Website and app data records
== Segment start ==

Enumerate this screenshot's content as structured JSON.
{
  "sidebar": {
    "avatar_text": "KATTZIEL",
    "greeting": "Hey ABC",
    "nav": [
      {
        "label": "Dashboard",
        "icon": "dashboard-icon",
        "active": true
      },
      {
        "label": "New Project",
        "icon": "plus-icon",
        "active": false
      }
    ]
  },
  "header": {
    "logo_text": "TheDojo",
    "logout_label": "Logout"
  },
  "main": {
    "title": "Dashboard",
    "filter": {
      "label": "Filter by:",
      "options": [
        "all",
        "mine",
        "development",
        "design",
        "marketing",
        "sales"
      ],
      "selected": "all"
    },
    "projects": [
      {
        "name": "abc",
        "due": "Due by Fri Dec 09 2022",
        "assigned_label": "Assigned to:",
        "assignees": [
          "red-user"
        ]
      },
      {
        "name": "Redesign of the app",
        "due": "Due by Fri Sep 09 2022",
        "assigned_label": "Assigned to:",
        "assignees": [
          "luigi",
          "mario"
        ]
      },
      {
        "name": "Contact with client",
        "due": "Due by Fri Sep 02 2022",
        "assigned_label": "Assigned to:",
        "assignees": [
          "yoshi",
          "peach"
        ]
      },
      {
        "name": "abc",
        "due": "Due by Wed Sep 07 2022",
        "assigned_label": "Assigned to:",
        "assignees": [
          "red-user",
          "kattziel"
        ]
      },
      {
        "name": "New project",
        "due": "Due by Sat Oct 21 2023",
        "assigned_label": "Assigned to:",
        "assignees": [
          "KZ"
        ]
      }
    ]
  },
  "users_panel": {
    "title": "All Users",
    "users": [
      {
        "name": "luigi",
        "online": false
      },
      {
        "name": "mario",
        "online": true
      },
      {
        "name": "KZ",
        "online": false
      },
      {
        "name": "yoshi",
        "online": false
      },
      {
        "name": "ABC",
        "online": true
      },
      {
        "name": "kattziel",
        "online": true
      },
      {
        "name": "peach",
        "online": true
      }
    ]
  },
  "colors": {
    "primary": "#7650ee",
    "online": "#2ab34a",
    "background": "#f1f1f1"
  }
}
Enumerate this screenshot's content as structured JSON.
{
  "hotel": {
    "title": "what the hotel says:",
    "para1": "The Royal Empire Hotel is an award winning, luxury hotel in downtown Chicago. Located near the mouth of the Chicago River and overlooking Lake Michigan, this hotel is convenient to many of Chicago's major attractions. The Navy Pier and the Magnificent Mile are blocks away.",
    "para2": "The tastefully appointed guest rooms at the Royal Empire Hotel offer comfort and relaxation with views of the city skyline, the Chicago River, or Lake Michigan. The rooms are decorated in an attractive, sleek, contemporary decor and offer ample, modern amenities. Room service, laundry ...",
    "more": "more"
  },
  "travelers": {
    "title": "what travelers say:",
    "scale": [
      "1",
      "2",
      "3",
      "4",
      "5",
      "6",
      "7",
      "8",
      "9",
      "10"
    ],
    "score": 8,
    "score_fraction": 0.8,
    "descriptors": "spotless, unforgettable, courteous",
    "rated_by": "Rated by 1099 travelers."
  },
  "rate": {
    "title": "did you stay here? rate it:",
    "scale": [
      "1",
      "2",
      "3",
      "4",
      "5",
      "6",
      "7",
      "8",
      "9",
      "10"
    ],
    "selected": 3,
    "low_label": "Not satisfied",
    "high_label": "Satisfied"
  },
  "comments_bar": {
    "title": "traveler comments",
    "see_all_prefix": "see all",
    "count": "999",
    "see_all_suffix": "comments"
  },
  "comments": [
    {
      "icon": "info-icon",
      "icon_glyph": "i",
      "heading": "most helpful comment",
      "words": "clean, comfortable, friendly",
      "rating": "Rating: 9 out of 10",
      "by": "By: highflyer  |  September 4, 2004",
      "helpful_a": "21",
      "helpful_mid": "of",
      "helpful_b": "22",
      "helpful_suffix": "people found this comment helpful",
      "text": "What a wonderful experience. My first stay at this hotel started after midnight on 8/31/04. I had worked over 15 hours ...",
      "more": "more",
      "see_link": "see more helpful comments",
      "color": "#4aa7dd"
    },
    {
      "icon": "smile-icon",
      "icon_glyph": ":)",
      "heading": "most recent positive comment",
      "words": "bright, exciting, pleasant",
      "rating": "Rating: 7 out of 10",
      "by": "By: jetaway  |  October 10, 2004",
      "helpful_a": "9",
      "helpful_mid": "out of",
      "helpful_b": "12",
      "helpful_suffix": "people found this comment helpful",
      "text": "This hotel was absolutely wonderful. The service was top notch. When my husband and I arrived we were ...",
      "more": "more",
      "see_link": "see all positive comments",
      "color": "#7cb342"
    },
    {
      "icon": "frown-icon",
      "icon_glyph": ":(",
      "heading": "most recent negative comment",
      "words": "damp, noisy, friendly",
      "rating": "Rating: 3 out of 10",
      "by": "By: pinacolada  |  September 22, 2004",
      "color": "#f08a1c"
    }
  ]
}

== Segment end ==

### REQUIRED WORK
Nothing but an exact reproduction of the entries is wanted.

### TASK ANSWER
Enumerate this screenshot's content as structured JSON.
{
  "sidebar": {
    "avatar_text": "KATTZIEL",
    "greeting": "Hey ABC",
    "nav": [
      {
        "label": "Dashboard",
        "icon": "dashboard-icon",
        "active": true
      },
      {
        "label": "New Project",
        "icon": "plus-icon",
        "active": false
      }
    ]
  },
  "header": {
    "logo_text": "TheDojo",
    "logout_label": "Logout"
  },
  "main": {
    "title": "Dashboard",
    "filter": {
      "label": "Filter by:",
      "options": [
        "all",
        "mine",
        "development",
        "design",
        "marketing",
        "sales"
      ],
      "selected": "all"
    },
    "projects": [
      {
        "name": "abc",
        "due": "Due by Fri Dec 09 2022",
        "assigned_label": "Assigned to:",
        "assignees": [
          "red-user"
        ]
      },
      {
        "name": "Redesign of the app",
        "due": "Due by Fri Sep 09 2022",
        "assigned_label": "Assigned to:",
        "assignees": [
          "luigi",
          "mario"
        ]
      },
      {
        "name": "Contact with client",
        "due": "Due by Fri Sep 02 2022",
        "assigned_label": "Assigned to:",
        "assignees": [
          "yoshi",
          "peach"
        ]
      },
      {
        "name": "abc",
        "due": "Due by Wed Sep 07 2022",
        "assigned_label": "Assigned to:",
        "assignees": [
          "red-user",
          "kattziel"
        ]
      },
      {
        "name": "New project",
        "due": "Due by Sat Oct 21 2023",
        "assigned_label": "Assigned to:",
        "assignees": [
          "KZ"
        ]
      }
    ]
  },
  "users_panel": {
    "title": "All Users",
    "users": [
      {
        "name": "luigi",
        "online": false
      },
      {
        "name": "mario",
        "online": true
      },
      {
        "name": "KZ",
        "online": false
      },
      {
        "name": "yoshi",
        "online": false
      },
      {
        "name": "ABC",
        "online": true
      },
      {
        "name": "kattziel",
        "online": true
      },
      {
        "name": "peach",
        "online": true
      }
    ]
  },
  "colors": {
    "primary": "#7650ee",
    "online": "#2ab34a",
    "background": "#f1f1f1"
  }
}
Enumerate this screenshot's content as structured JSON.
{
  "hotel": {
    "title": "what the hotel says:",
    "para1": "The Royal Empire Hotel is an award winning, luxury hotel in downtown Chicago. Located near the mouth of the Chicago River and overlooking Lake Michigan, this hotel is convenient to many of Chicago's major attractions. The Navy Pier and the Magnificent Mile are blocks away.",
    "para2": "The tastefully appointed guest rooms at the Royal Empire Hotel offer comfort and relaxation with views of the city skyline, the Chicago River, or Lake Michigan. The rooms are decorated in an attractive, sleek, contemporary decor and offer ample, modern amenities. Room service, laundry ...",
    "more": "more"
  },
  "travelers": {
    "title": "what travelers say:",
    "scale": [
      "1",
      "2",
      "3",
      "4",
      "5",
      "6",
      "7",
      "8",
      "9",
      "10"
    ],
    "score": 8,
    "score_fraction": 0.8,
    "descriptors": "spotless, unforgettable, courteous",
    "rated_by": "Rated by 1099 travelers."
  },
  "rate": {
    "title": "did you stay here? rate it:",
    "scale": [
      "1",
      "2",
      "3",
      "4",
      "5",
      "6",
      "7",
      "8",
      "9",
      "10"
    ],
    "selected": 3,
    "low_label": "Not satisfied",
    "high_label": "Satisfied"
  },
  "comments_bar": {
    "title": "traveler comments",
    "see_all_prefix": "see all",
    "count": "999",
    "see_all_suffix": "comments"
  },
  "comments": [
    {
      "icon": "info-icon",
      "icon_glyph": "i",
      "heading": "most helpful comment",
      "words": "clean, comfortable, friendly",
      "rating": "Rating: 9 out of 10",
      "by": "By: highflyer  |  September 4, 2004",
      "helpful_a": "21",
      "helpful_mid": "of",
      "helpful_b": "22",
      "helpful_suffix": "people found this comment helpful",
      "text": "What a wonderful experience. My first stay at this hotel started after midnight on 8/31/04. I had worked over 15 hours ...",
      "more": "more",
      "see_link": "see more helpful comments",
      "color": "#4aa7dd"
    },
    {
      "icon": "smile-icon",
      "icon_glyph": ":)",
      "heading": "most recent positive comment",
      "words": "bright, exciting, pleasant",
      "rating": "Rating: 7 out of 10",
      "by": "By: jetaway  |  October 10, 2004",
      "helpful_a": "9",
      "helpful_mid": "out of",
      "helpful_b": "12",
      "helpful_suffix": "people found this comment helpful",
      "text": "This hotel was absolutely wonderful. The service was top notch. When my husband and I arrived we were ...",
      "more": "more",
      "see_link": "see all positive comments",
      "color": "#7cb342"
    },
    {
      "icon": "frown-icon",
      "icon_glyph": ":(",
      "heading": "most recent negative comment",
      "words": "damp, noisy, friendly",
      "rating": "Rating: 3 out of 10",
      "by": "By: pinacolada  |  September 22, 2004",
      "color": "#f08a1c"
    }
  ]
}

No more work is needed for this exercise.